____ Data under study

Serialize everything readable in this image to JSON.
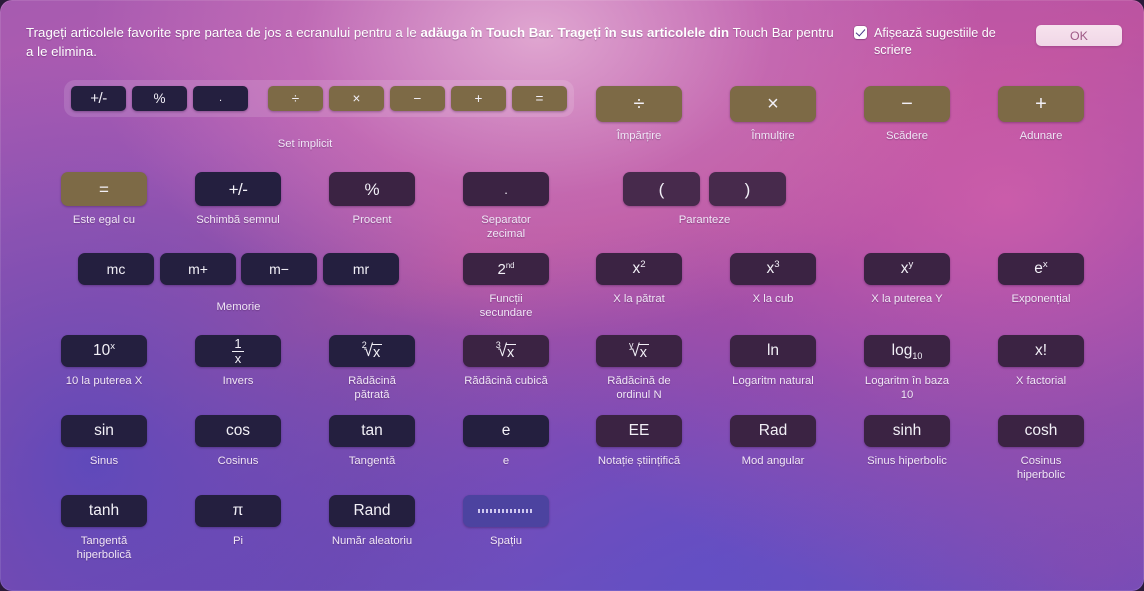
{
  "header": {
    "instructions_part1": "Trageți articolele favorite spre partea de jos a ecranului pentru a le ",
    "instructions_bold": "adăuga în Touch Bar. Trageți în sus articolele din",
    "instructions_part2": " Touch Bar pentru a le elimina.",
    "checkbox_label": "Afișează sugestiile de scriere",
    "checkbox_checked": true,
    "ok_label": "OK"
  },
  "colors": {
    "gold_key": "#7d6a46",
    "dark_key": "#241f3f",
    "plum_key": "#3b2343",
    "space_key": "#4c43a0",
    "ok_text": "#9e5a86"
  },
  "default_set": {
    "caption": "Set implicit",
    "keys": [
      {
        "glyph": "+/-",
        "style": "dark",
        "name": "toggle-sign-key"
      },
      {
        "glyph": "%",
        "style": "dark",
        "name": "percent-key"
      },
      {
        "glyph": ".",
        "style": "dark",
        "name": "decimal-key"
      },
      {
        "glyph": "÷",
        "style": "gold",
        "name": "divide-key"
      },
      {
        "glyph": "×",
        "style": "gold",
        "name": "multiply-key"
      },
      {
        "glyph": "−",
        "style": "gold",
        "name": "subtract-key"
      },
      {
        "glyph": "+",
        "style": "gold",
        "name": "add-key"
      },
      {
        "glyph": "=",
        "style": "gold",
        "name": "equals-key"
      }
    ]
  },
  "rows": [
    {
      "id": "row-operators",
      "items": [
        {
          "name": "divide-item",
          "glyph": "÷",
          "caption": "Împărțire",
          "style": "gold"
        },
        {
          "name": "multiply-item",
          "glyph": "×",
          "caption": "Înmulțire",
          "style": "gold"
        },
        {
          "name": "subtract-item",
          "glyph": "−",
          "caption": "Scădere",
          "style": "gold"
        },
        {
          "name": "add-item",
          "glyph": "+",
          "caption": "Adunare",
          "style": "gold"
        }
      ]
    },
    {
      "id": "row-basic",
      "items": [
        {
          "name": "equals-item",
          "glyph": "=",
          "caption": "Este egal cu",
          "style": "gold"
        },
        {
          "name": "toggle-sign-item",
          "glyph": "+/-",
          "caption": "Schimbă semnul",
          "style": "dark"
        },
        {
          "name": "percent-item",
          "glyph": "%",
          "caption": "Procent",
          "style": "plum"
        },
        {
          "name": "decimal-item",
          "glyph": ".",
          "caption": "Separator zecimal",
          "style": "plum"
        },
        {
          "name": "open-paren-item",
          "glyph": "(",
          "caption": "",
          "style": "plum-deep"
        },
        {
          "name": "close-paren-item",
          "glyph": ")",
          "caption": "",
          "style": "plum-deep"
        }
      ],
      "group_caption": "Paranteze"
    },
    {
      "id": "row-memory-powers",
      "items": [
        {
          "name": "memory-clear-item",
          "glyph": "mc",
          "caption": "",
          "style": "dark"
        },
        {
          "name": "memory-add-item",
          "glyph": "m+",
          "caption": "",
          "style": "dark"
        },
        {
          "name": "memory-subtract-item",
          "glyph": "m−",
          "caption": "",
          "style": "dark"
        },
        {
          "name": "memory-recall-item",
          "glyph": "mr",
          "caption": "",
          "style": "dark"
        },
        {
          "name": "second-functions-item",
          "glyph": "2nd",
          "caption": "Funcții\nsecundare",
          "style": "plum"
        },
        {
          "name": "x-squared-item",
          "glyph": "x²",
          "caption": "X la pătrat",
          "style": "plum"
        },
        {
          "name": "x-cubed-item",
          "glyph": "x³",
          "caption": "X la cub",
          "style": "plum"
        },
        {
          "name": "x-power-y-item",
          "glyph": "xʸ",
          "caption": "X la puterea Y",
          "style": "plum"
        },
        {
          "name": "e-power-x-item",
          "glyph": "eˣ",
          "caption": "Exponențial",
          "style": "plum"
        }
      ],
      "group_caption": "Memorie"
    },
    {
      "id": "row-roots-logs",
      "items": [
        {
          "name": "ten-power-x-item",
          "glyph": "10ˣ",
          "caption": "10 la puterea X",
          "style": "dark"
        },
        {
          "name": "inverse-item",
          "glyph": "1/x",
          "caption": "Invers",
          "style": "dark"
        },
        {
          "name": "square-root-item",
          "glyph": "²√x",
          "caption": "Rădăcină pătrată",
          "style": "dark"
        },
        {
          "name": "cube-root-item",
          "glyph": "³√x",
          "caption": "Rădăcină cubică",
          "style": "plum"
        },
        {
          "name": "nth-root-item",
          "glyph": "ʸ√x",
          "caption": "Rădăcină de ordinul N",
          "style": "plum"
        },
        {
          "name": "natural-log-item",
          "glyph": "ln",
          "caption": "Logaritm natural",
          "style": "plum"
        },
        {
          "name": "log-base-10-item",
          "glyph": "log10",
          "caption": "Logaritm în baza 10",
          "style": "plum"
        },
        {
          "name": "factorial-item",
          "glyph": "x!",
          "caption": "X factorial",
          "style": "plum"
        }
      ]
    },
    {
      "id": "row-trig",
      "items": [
        {
          "name": "sine-item",
          "glyph": "sin",
          "caption": "Sinus",
          "style": "dark"
        },
        {
          "name": "cosine-item",
          "glyph": "cos",
          "caption": "Cosinus",
          "style": "dark"
        },
        {
          "name": "tangent-item",
          "glyph": "tan",
          "caption": "Tangentă",
          "style": "dark"
        },
        {
          "name": "euler-item",
          "glyph": "e",
          "caption": "e",
          "style": "dark"
        },
        {
          "name": "scientific-notation-item",
          "glyph": "EE",
          "caption": "Notație științifică",
          "style": "plum"
        },
        {
          "name": "radian-mode-item",
          "glyph": "Rad",
          "caption": "Mod angular",
          "style": "plum"
        },
        {
          "name": "sinh-item",
          "glyph": "sinh",
          "caption": "Sinus hiperbolic",
          "style": "plum"
        },
        {
          "name": "cosh-item",
          "glyph": "cosh",
          "caption": "Cosinus hiperbolic",
          "style": "plum"
        }
      ]
    },
    {
      "id": "row-misc",
      "items": [
        {
          "name": "tanh-item",
          "glyph": "tanh",
          "caption": "Tangentă hiperbolică",
          "style": "dark"
        },
        {
          "name": "pi-item",
          "glyph": "π",
          "caption": "Pi",
          "style": "dark"
        },
        {
          "name": "random-item",
          "glyph": "Rand",
          "caption": "Număr aleatoriu",
          "style": "dark"
        },
        {
          "name": "space-item",
          "glyph": "",
          "caption": "Spațiu",
          "style": "space"
        }
      ]
    }
  ]
}
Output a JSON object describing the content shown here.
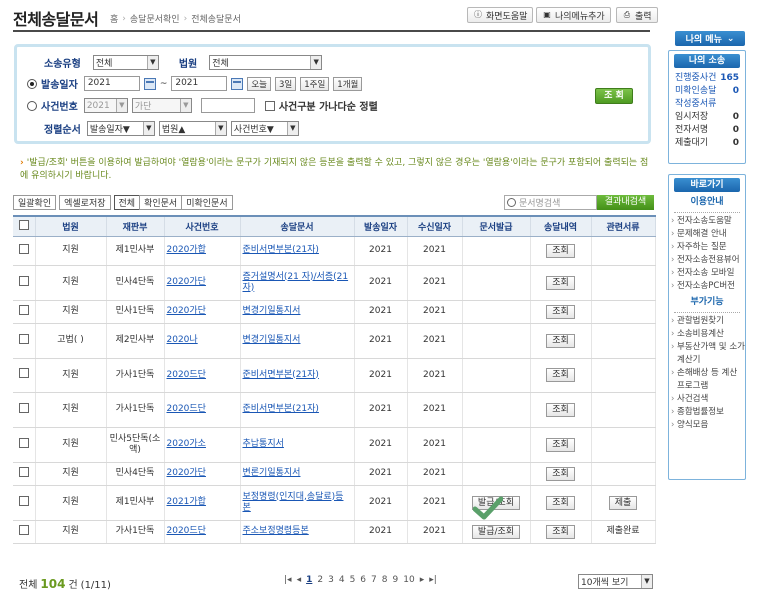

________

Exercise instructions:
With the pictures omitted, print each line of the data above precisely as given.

Task answer:
Serialize everything readable in this image to JSON.
{
  "header": {
    "instructions_part1": "Trageți articolele favorite spre partea de jos a ecranului pentru a le ",
    "instructions_bold": "adăuga în Touch Bar. Trageți în sus articolele din",
    "instructions_part2": " Touch Bar pentru a le elimina.",
    "checkbox_label": "Afișează sugestiile de scriere",
    "checkbox_checked": true,
    "ok_label": "OK"
  },
  "colors": {
    "gold_key": "#7d6a46",
    "dark_key": "#241f3f",
    "plum_key": "#3b2343",
    "space_key": "#4c43a0",
    "ok_text": "#9e5a86"
  },
  "default_set": {
    "caption": "Set implicit",
    "keys": [
      {
        "glyph": "+/-",
        "style": "dark",
        "name": "toggle-sign-key"
      },
      {
        "glyph": "%",
        "style": "dark",
        "name": "percent-key"
      },
      {
        "glyph": ".",
        "style": "dark",
        "name": "decimal-key"
      },
      {
        "glyph": "÷",
        "style": "gold",
        "name": "divide-key"
      },
      {
        "glyph": "×",
        "style": "gold",
        "name": "multiply-key"
      },
      {
        "glyph": "−",
        "style": "gold",
        "name": "subtract-key"
      },
      {
        "glyph": "+",
        "style": "gold",
        "name": "add-key"
      },
      {
        "glyph": "=",
        "style": "gold",
        "name": "equals-key"
      }
    ]
  },
  "rows": [
    {
      "id": "row-operators",
      "items": [
        {
          "name": "divide-item",
          "glyph": "÷",
          "caption": "Împărțire",
          "style": "gold"
        },
        {
          "name": "multiply-item",
          "glyph": "×",
          "caption": "Înmulțire",
          "style": "gold"
        },
        {
          "name": "subtract-item",
          "glyph": "−",
          "caption": "Scădere",
          "style": "gold"
        },
        {
          "name": "add-item",
          "glyph": "+",
          "caption": "Adunare",
          "style": "gold"
        }
      ]
    },
    {
      "id": "row-basic",
      "items": [
        {
          "name": "equals-item",
          "glyph": "=",
          "caption": "Este egal cu",
          "style": "gold"
        },
        {
          "name": "toggle-sign-item",
          "glyph": "+/-",
          "caption": "Schimbă semnul",
          "style": "dark"
        },
        {
          "name": "percent-item",
          "glyph": "%",
          "caption": "Procent",
          "style": "plum"
        },
        {
          "name": "decimal-item",
          "glyph": ".",
          "caption": "Separator zecimal",
          "style": "plum"
        },
        {
          "name": "open-paren-item",
          "glyph": "(",
          "caption": "",
          "style": "plum-deep"
        },
        {
          "name": "close-paren-item",
          "glyph": ")",
          "caption": "",
          "style": "plum-deep"
        }
      ],
      "group_caption": "Paranteze"
    },
    {
      "id": "row-memory-powers",
      "items": [
        {
          "name": "memory-clear-item",
          "glyph": "mc",
          "caption": "",
          "style": "dark"
        },
        {
          "name": "memory-add-item",
          "glyph": "m+",
          "caption": "",
          "style": "dark"
        },
        {
          "name": "memory-subtract-item",
          "glyph": "m−",
          "caption": "",
          "style": "dark"
        },
        {
          "name": "memory-recall-item",
          "glyph": "mr",
          "caption": "",
          "style": "dark"
        },
        {
          "name": "second-functions-item",
          "glyph": "2nd",
          "caption": "Funcții\nsecundare",
          "style": "plum"
        },
        {
          "name": "x-squared-item",
          "glyph": "x²",
          "caption": "X la pătrat",
          "style": "plum"
        },
        {
          "name": "x-cubed-item",
          "glyph": "x³",
          "caption": "X la cub",
          "style": "plum"
        },
        {
          "name": "x-power-y-item",
          "glyph": "xʸ",
          "caption": "X la puterea Y",
          "style": "plum"
        },
        {
          "name": "e-power-x-item",
          "glyph": "eˣ",
          "caption": "Exponențial",
          "style": "plum"
        }
      ],
      "group_caption": "Memorie"
    },
    {
      "id": "row-roots-logs",
      "items": [
        {
          "name": "ten-power-x-item",
          "glyph": "10ˣ",
          "caption": "10 la puterea X",
          "style": "dark"
        },
        {
          "name": "inverse-item",
          "glyph": "1/x",
          "caption": "Invers",
          "style": "dark"
        },
        {
          "name": "square-root-item",
          "glyph": "²√x",
          "caption": "Rădăcină pătrată",
          "style": "dark"
        },
        {
          "name": "cube-root-item",
          "glyph": "³√x",
          "caption": "Rădăcină cubică",
          "style": "plum"
        },
        {
          "name": "nth-root-item",
          "glyph": "ʸ√x",
          "caption": "Rădăcină de ordinul N",
          "style": "plum"
        },
        {
          "name": "natural-log-item",
          "glyph": "ln",
          "caption": "Logaritm natural",
          "style": "plum"
        },
        {
          "name": "log-base-10-item",
          "glyph": "log10",
          "caption": "Logaritm în baza 10",
          "style": "plum"
        },
        {
          "name": "factorial-item",
          "glyph": "x!",
          "caption": "X factorial",
          "style": "plum"
        }
      ]
    },
    {
      "id": "row-trig",
      "items": [
        {
          "name": "sine-item",
          "glyph": "sin",
          "caption": "Sinus",
          "style": "dark"
        },
        {
          "name": "cosine-item",
          "glyph": "cos",
          "caption": "Cosinus",
          "style": "dark"
        },
        {
          "name": "tangent-item",
          "glyph": "tan",
          "caption": "Tangentă",
          "style": "dark"
        },
        {
          "name": "euler-item",
          "glyph": "e",
          "caption": "e",
          "style": "dark"
        },
        {
          "name": "scientific-notation-item",
          "glyph": "EE",
          "caption": "Notație științifică",
          "style": "plum"
        },
        {
          "name": "radian-mode-item",
          "glyph": "Rad",
          "caption": "Mod angular",
          "style": "plum"
        },
        {
          "name": "sinh-item",
          "glyph": "sinh",
          "caption": "Sinus hiperbolic",
          "style": "plum"
        },
        {
          "name": "cosh-item",
          "glyph": "cosh",
          "caption": "Cosinus hiperbolic",
          "style": "plum"
        }
      ]
    },
    {
      "id": "row-misc",
      "items": [
        {
          "name": "tanh-item",
          "glyph": "tanh",
          "caption": "Tangentă hiperbolică",
          "style": "dark"
        },
        {
          "name": "pi-item",
          "glyph": "π",
          "caption": "Pi",
          "style": "dark"
        },
        {
          "name": "random-item",
          "glyph": "Rand",
          "caption": "Număr aleatoriu",
          "style": "dark"
        },
        {
          "name": "space-item",
          "glyph": "",
          "caption": "Spațiu",
          "style": "space"
        }
      ]
    }
  ]
}
Output a JSON object describing the content shown here.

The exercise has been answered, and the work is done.